Objective: The study aimed to investigate the effect of exercise on immune cell count and cell mechanical properties in people with multiple sclerosis (pwMS) on different disease-modifying treatments (DMT) vs. healthy controls (HCs). Methods:A cohort of 16 HCs and 45 pwMS, including patients with lymphopenia (alemtuzumab and fingolimod) as well as increased lymphocyte counts (natalizumab), was evaluated for exercise-mediated effects on immune cell counts and lymphocyte deformability. As exercise paradigms, climbing stairs at normal speed or as fast as possible and cycling were used, while blood samples were collected before, immediately, and 20 as well as 60 min post-exercise. Immune cell subtypes and lymphocyte deformability were analyzed using multicolor flow cytometry and real-time deformability cytometry. Results:An increase in lymphocytes and selected subsets was observed following exercise in HCs and all pwMS on different DMTs. Patients with lymphopenia exhibited an increase in absolute lymphocyte counts and immune cell subsets till just below or into the reference range.
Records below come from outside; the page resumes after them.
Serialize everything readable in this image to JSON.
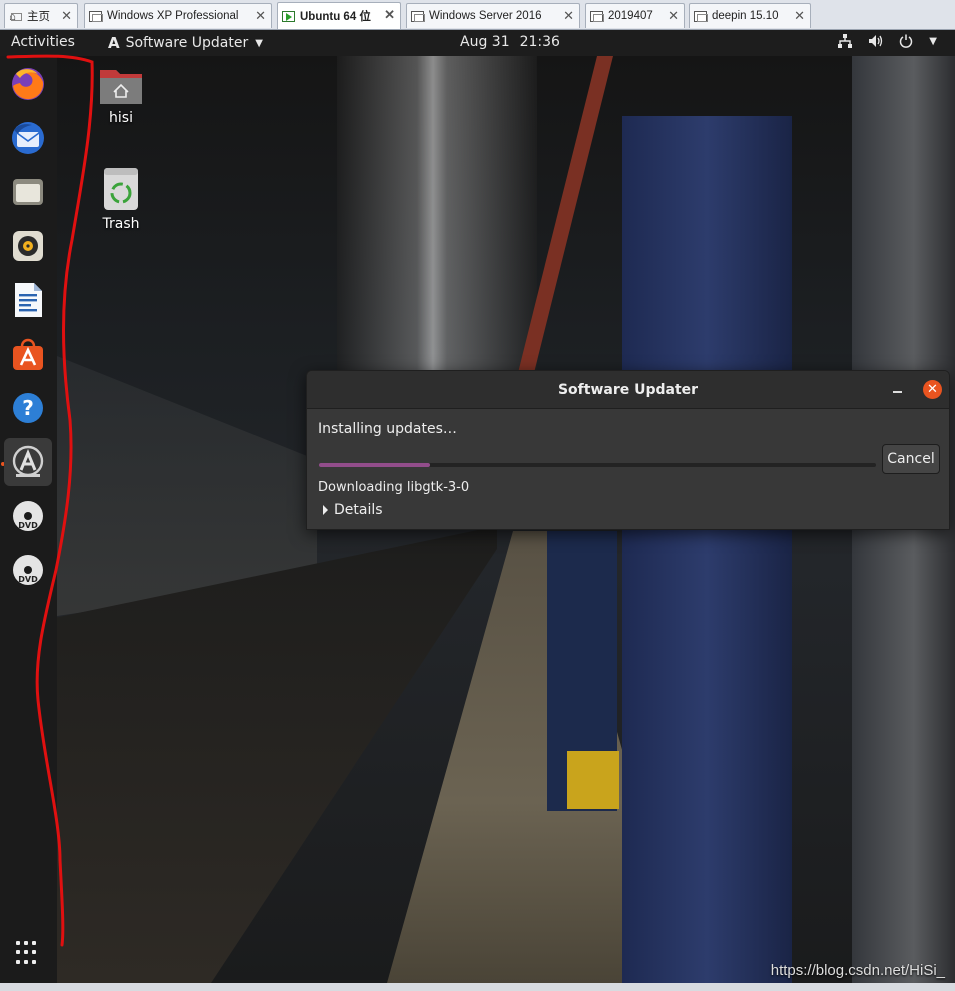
{
  "vm_tabs": [
    {
      "label": "主页",
      "active": false
    },
    {
      "label": "Windows XP Professional",
      "active": false
    },
    {
      "label": "Ubuntu 64 位",
      "active": true
    },
    {
      "label": "Windows Server 2016",
      "active": false
    },
    {
      "label": "2019407",
      "active": false
    },
    {
      "label": "deepin 15.10",
      "active": false
    }
  ],
  "topbar": {
    "activities": "Activities",
    "app_name": "Software Updater",
    "date": "Aug 31",
    "time": "21:36"
  },
  "dock": {
    "items": [
      "firefox-icon",
      "thunderbird-icon",
      "files-icon",
      "rhythmbox-icon",
      "writer-icon",
      "software-center-icon",
      "help-icon",
      "software-updater-icon",
      "dvd-icon",
      "dvd-icon"
    ],
    "active_index": 7
  },
  "desktop": {
    "icons": [
      {
        "label": "hisi",
        "icon": "home-folder-icon"
      },
      {
        "label": "Trash",
        "icon": "trash-icon"
      }
    ]
  },
  "dialog": {
    "title": "Software Updater",
    "status": "Installing updates…",
    "progress_percent": 20,
    "cancel_label": "Cancel",
    "sub_status": "Downloading libgtk-3-0",
    "details_label": "Details"
  },
  "watermark": "https://blog.csdn.net/HiSi_",
  "colors": {
    "ubuntu_orange": "#e95420",
    "progress": "#924d8b",
    "annotation_red": "#e01010"
  }
}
An increase above the upper limit of the reference range was detected in patients on natalizumab. Exercise-induced alterations were observable even in low and more pronounced in high-intensity physical activities. Lymphocyte deformability was found to be only mildly affected by the investigated exercise regimes. Conclusion:People with multiple sclerosis (PwMS) treated with alemtuzumab, fingolimod, and natalizumab respond to acute exercise with a comparable temporal pattern characterized by the increase of immune cell subsets as HCs. The magnitude of response is influenced by exercise intensity. Exercise-mediated effects should be considered when interpreting laboratory values in patients on immunomodulatory therapy. The impact of exercise on biophysical properties should be further elucidated.
|Frontiers in neurology
|Published - 18 May 2023